▸ **What is needed**
Except for the pictures, output the records in full and exactly.

Data excerpts Start Marker

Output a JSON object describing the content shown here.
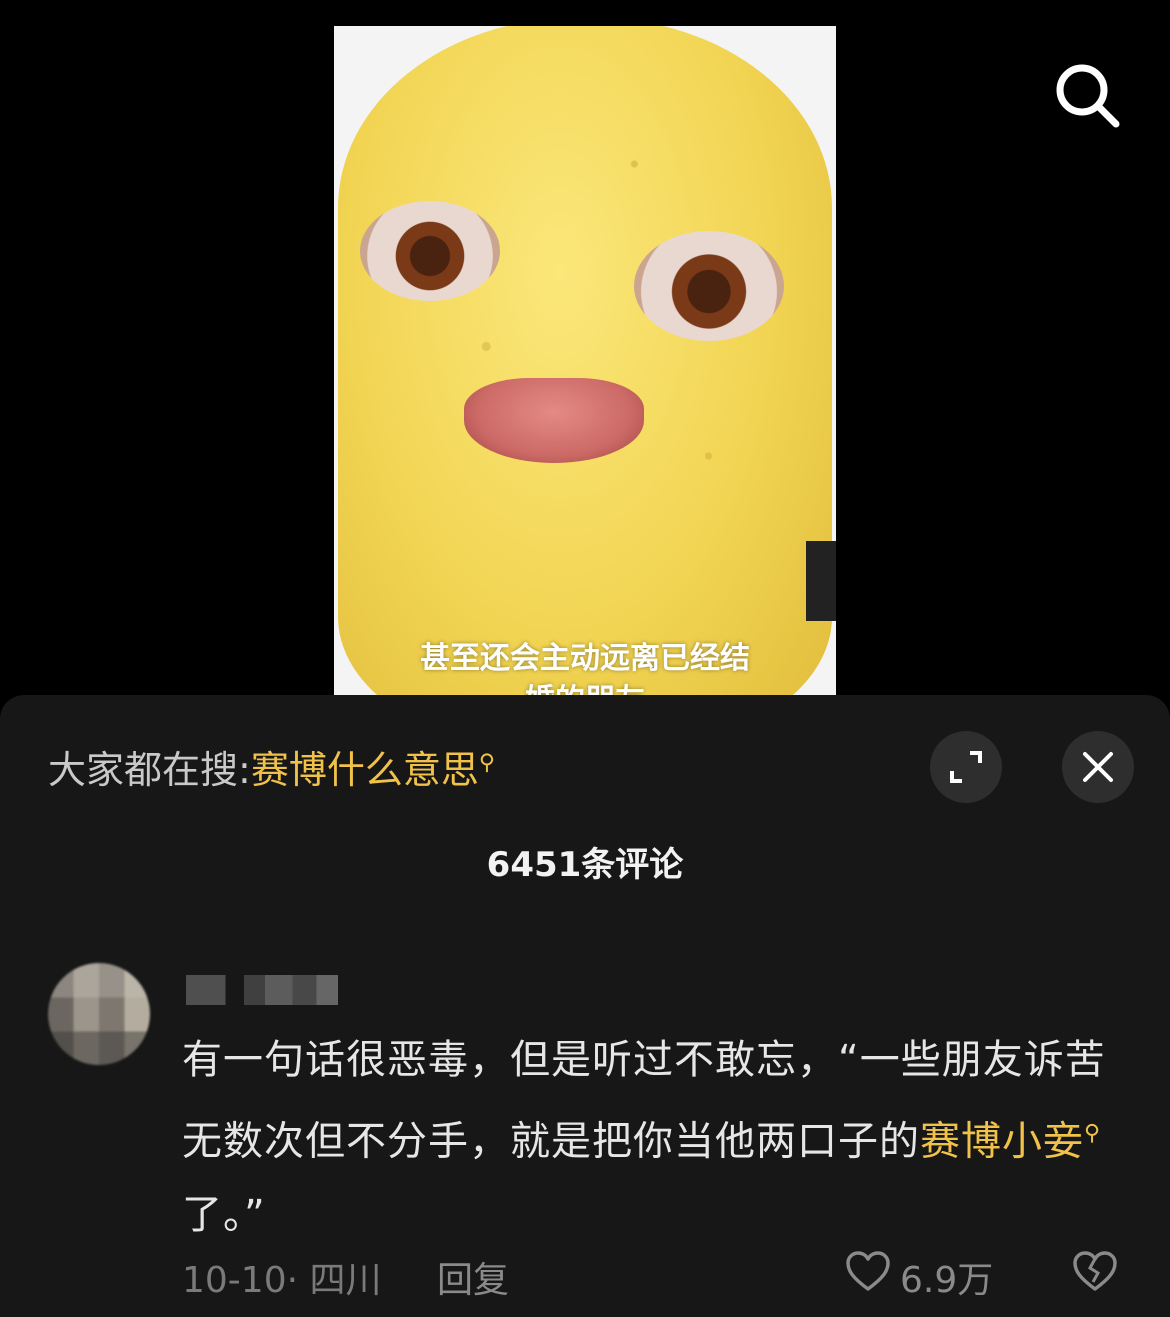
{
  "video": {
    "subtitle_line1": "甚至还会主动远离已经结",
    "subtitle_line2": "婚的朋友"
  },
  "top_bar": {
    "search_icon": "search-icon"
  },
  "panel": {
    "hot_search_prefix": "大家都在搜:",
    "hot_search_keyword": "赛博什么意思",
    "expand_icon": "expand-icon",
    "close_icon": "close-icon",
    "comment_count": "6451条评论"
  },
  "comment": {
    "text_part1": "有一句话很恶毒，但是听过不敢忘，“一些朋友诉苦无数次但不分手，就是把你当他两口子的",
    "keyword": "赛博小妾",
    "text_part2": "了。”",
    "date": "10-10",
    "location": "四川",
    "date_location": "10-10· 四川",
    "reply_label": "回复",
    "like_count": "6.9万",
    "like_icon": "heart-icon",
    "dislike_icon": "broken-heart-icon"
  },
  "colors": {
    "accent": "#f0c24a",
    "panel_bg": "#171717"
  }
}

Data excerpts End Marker

▸ **Finished exercise**
Output a JSON object describing the content shown here.
{
  "video": {
    "subtitle_line1": "甚至还会主动远离已经结",
    "subtitle_line2": "婚的朋友"
  },
  "top_bar": {
    "search_icon": "search-icon"
  },
  "panel": {
    "hot_search_prefix": "大家都在搜:",
    "hot_search_keyword": "赛博什么意思",
    "expand_icon": "expand-icon",
    "close_icon": "close-icon",
    "comment_count": "6451条评论"
  },
  "comment": {
    "text_part1": "有一句话很恶毒，但是听过不敢忘，“一些朋友诉苦无数次但不分手，就是把你当他两口子的",
    "keyword": "赛博小妾",
    "text_part2": "了。”",
    "date": "10-10",
    "location": "四川",
    "date_location": "10-10· 四川",
    "reply_label": "回复",
    "like_count": "6.9万",
    "like_icon": "heart-icon",
    "dislike_icon": "broken-heart-icon"
  },
  "colors": {
    "accent": "#f0c24a",
    "panel_bg": "#171717"
  }
}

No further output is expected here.